     It had been placed under his bench by revelers from Varney’s saloon. Uncle Enoch always expected it every Fourth of July, but he just couldn’t keep awake.
     Harry Maddy, who never missed running to a fire, didn’t work on the Fourth. He was kept too busy. Sometimes he would have a record of three awnings, two barns and a henhouse before noon.
     Along maple-lined Third Street timid little girls were being chased by their braver brothers with fizzlers.
     Down in the Third Ward Bill Geppert and his gang were building a monster bonfire to be touched off at dusk.
     Now and then Doctor Parker and Doctor Cromley could be seen racing through town in their buggies. Excitement everywhere. A report that the bridge had been dynamited near Harrington’s Mill, east of town.
     Jud Harkness on a hell-roaring drunk had fired three shots through the bar mirror in Archibald’s saloon. Some one had tossed a can of powder in the base-burner stove in the Riverview hotel—then touched it off.
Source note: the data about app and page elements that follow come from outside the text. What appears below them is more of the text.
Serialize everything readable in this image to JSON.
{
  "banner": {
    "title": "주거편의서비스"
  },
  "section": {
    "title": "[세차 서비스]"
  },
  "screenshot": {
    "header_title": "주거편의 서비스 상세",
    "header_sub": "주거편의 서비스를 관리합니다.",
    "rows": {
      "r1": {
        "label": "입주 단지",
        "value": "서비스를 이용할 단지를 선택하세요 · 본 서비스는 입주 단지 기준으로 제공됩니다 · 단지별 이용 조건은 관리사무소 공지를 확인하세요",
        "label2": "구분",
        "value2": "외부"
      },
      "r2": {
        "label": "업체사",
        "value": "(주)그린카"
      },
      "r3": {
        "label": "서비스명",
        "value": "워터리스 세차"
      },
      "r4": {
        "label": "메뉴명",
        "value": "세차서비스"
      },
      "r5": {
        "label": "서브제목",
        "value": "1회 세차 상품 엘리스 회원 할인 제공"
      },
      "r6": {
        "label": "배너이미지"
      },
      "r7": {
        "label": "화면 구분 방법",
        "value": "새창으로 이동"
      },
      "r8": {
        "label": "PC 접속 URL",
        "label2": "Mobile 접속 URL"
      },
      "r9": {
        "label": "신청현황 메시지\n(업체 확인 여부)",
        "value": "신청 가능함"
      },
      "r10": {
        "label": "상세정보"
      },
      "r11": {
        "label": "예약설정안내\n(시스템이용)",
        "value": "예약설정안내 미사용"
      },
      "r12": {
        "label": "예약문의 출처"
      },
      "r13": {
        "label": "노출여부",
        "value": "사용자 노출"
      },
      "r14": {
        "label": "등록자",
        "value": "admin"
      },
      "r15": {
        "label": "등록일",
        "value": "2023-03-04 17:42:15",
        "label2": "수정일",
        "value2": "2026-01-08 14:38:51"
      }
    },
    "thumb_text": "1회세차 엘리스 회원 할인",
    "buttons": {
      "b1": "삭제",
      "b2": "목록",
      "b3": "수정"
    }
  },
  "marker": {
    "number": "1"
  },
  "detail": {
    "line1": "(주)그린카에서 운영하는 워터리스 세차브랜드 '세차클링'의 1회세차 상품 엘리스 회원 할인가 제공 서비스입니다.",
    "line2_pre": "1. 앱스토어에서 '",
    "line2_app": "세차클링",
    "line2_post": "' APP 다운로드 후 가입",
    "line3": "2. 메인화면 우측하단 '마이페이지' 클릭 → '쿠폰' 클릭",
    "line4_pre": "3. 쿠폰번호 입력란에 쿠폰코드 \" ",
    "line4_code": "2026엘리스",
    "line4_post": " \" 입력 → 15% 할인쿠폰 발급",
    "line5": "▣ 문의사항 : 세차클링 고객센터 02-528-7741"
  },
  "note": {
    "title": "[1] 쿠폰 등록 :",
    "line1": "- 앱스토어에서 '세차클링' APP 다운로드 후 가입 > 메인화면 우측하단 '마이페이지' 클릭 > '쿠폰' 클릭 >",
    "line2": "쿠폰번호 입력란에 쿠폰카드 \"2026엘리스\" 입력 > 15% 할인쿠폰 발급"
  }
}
     Constable Jack Durfour’s dog with fire-crackers to his tail had gone mad and bitten a little Lasley boy. Blooey! Blooey! Shotguns firing from Alum Rock across the river. A delirious madness everywhere. America on a bust.
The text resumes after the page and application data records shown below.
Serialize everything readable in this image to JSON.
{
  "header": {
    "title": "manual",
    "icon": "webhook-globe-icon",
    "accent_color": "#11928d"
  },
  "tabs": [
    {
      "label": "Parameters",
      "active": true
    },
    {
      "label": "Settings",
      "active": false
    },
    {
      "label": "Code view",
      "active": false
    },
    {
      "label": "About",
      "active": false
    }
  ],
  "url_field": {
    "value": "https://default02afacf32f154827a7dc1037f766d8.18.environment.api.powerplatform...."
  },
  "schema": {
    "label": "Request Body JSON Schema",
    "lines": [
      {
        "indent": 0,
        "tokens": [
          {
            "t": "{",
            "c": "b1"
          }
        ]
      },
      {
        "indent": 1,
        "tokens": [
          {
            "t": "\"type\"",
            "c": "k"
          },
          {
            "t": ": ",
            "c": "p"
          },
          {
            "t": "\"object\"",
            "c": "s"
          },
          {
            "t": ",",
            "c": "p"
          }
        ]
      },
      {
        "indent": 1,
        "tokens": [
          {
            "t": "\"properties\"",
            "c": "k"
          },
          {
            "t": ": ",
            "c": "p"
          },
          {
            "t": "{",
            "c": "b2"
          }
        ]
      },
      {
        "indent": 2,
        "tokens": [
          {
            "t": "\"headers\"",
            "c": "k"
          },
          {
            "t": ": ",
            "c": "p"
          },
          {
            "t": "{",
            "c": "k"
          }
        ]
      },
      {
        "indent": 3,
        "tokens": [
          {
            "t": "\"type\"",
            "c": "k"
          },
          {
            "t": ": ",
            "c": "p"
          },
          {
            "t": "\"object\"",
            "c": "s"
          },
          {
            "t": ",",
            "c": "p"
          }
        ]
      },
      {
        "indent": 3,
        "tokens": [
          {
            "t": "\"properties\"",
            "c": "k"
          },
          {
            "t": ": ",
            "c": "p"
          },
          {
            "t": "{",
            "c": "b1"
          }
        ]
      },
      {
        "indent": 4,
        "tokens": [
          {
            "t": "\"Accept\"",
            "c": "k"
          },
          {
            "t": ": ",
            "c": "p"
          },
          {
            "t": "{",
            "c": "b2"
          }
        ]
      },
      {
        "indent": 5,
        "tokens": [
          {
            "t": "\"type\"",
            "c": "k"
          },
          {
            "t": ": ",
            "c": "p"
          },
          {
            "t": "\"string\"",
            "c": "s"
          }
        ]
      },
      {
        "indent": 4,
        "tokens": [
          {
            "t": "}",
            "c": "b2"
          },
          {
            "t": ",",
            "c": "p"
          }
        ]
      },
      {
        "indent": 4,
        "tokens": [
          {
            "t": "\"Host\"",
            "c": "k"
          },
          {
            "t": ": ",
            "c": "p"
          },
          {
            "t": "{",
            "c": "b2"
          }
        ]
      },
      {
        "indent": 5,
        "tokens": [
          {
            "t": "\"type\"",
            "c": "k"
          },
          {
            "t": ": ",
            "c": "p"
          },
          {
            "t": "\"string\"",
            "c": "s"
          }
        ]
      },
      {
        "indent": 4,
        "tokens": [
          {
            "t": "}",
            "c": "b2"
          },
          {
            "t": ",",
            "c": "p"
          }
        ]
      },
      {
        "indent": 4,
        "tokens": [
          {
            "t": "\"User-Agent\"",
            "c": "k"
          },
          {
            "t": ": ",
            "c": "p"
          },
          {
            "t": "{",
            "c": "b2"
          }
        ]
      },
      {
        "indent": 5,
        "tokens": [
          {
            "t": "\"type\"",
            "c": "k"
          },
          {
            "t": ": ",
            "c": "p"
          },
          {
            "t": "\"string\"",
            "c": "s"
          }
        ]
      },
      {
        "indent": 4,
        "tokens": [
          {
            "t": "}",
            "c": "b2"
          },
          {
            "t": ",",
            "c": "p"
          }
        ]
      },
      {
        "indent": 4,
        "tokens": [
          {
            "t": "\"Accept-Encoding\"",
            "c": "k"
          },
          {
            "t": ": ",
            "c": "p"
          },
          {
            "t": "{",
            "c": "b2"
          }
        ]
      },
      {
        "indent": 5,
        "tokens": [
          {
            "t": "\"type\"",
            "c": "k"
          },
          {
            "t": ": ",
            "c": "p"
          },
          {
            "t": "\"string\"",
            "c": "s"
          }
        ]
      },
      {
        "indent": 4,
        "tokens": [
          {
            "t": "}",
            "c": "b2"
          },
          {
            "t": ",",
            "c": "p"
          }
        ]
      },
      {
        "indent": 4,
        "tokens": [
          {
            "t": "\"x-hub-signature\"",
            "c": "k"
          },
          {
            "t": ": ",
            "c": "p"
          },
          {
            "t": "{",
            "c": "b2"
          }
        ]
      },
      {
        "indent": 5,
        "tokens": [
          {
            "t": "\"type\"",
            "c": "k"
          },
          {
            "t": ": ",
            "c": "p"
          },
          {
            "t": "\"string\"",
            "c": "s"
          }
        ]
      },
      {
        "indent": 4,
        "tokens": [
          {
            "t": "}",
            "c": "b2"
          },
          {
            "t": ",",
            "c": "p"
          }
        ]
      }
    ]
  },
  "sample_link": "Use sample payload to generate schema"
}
     The noonday dinner lull. Harried mothers. And feverish sons. In the afternoon the patriotic speech from the band-stand in the public square by Attorney Bob Switzer—lanky Bob the boy orator of the Chicamaugua who later went to Congress.
     The band concert afterward with Pawsey Lawson playing “The Star-
Spangled Banner” for a solo on his slip-horn.
     “Somebody stop her!” A rush to the street. Kent Thivener clinging to the back of a runaway horse and yelling for help as it lickety-splits down the main street.
     In Aleshire’s Hall the fife and drum corps is collecting—Pete Uhrig, the twin Jenny boys and Phister Martin with “Tough” Gillespie in charge of the baton.
     The march over Court to Second, up Second to Pine, over Pine to Third and down Third to the free bean supper at Red Kraus’s. Sim Purday, who never missed following a parade, was in the rear, his patched coat over his shoulder, grinning from ear to ear and bowing low to the tittering ladies.

    What pyrotechnic displays lighted up the heavens! The best on Banker Henking’s expansive lawn on Fourth Avenue—known as Back Street until he moved there.
     Pinwheels, snakes in the grass, nigger-chasers, red, green and blue fire, skyrockets with their bursting sprays, varicolored Roman candles and a set piece imported from Cincinnati.
     That little boy who sat on grandma’s front porch July 5, 1898, with a bandaged foot is a little boy no longer. His hair is graying and thinning on top. Telltale little crow’s-feet are sprouting at his temples.
     The little girls who watched him “show off” with the giant fire-cracker are now mothers of half grown children. Fireworks no longer sputter. The sane Fourth comes to Gallipolis.
     And just as he sentimentalized then over that sore toe, he is sentimentalizing now over vanished youth. Old scenes, old faces, old friends tumble pell-mell about him.

    He wonders if Bud Thompson ever achieved his ambition to become a circus acrobat. If One-Eyed Cooper ever caught the ghost that haunted the ice pier. If Eli Evans Klinger still drives the big furniture wagon. If captain Barrows pilots the Neva to the mouth of the Kanawha. If the drummers still sit out along the curb in front of the Park Central at dusk. If the mysterious old lady on Grape Street lives up-stairs over the ice-house and if the rusty tin cup hangs to the same old brass chain at the pump in the public square.
     How consoling are those memories! What wouldn’t he give to turn back the years and hear grandma call from the kitchen just once again, “You move off that porch and you’ll get a dose of birch tea you’ll remember!”
     Dear old grandma! She was always promising punishment she never gave. Life, too, is a little like that.